*** Records for the task ***

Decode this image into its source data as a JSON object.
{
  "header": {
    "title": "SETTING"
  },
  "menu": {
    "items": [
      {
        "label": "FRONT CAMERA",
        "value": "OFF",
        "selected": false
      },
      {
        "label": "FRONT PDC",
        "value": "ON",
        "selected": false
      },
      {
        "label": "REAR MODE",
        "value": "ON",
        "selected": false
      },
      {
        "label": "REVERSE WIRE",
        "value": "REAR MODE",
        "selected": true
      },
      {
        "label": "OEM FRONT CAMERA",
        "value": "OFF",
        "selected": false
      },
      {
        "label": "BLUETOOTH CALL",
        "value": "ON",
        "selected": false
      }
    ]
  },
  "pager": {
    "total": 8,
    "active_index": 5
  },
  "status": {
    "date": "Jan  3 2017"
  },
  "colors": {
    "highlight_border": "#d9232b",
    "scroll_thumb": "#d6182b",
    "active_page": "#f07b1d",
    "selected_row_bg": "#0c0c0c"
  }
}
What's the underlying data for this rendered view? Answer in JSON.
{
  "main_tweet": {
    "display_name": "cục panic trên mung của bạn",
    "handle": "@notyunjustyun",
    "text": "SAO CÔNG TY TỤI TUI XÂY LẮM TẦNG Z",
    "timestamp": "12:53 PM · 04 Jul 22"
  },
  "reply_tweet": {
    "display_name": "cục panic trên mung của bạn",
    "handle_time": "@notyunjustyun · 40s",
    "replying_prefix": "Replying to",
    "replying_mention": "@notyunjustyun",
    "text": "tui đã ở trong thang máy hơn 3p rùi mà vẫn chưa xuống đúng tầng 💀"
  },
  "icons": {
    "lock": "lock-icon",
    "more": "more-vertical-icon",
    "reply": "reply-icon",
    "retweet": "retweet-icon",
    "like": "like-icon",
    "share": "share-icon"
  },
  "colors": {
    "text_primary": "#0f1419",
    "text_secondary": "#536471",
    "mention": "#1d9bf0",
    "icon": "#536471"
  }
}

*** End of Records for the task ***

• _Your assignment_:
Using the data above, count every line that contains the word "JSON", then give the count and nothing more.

• _Problem solution_:
2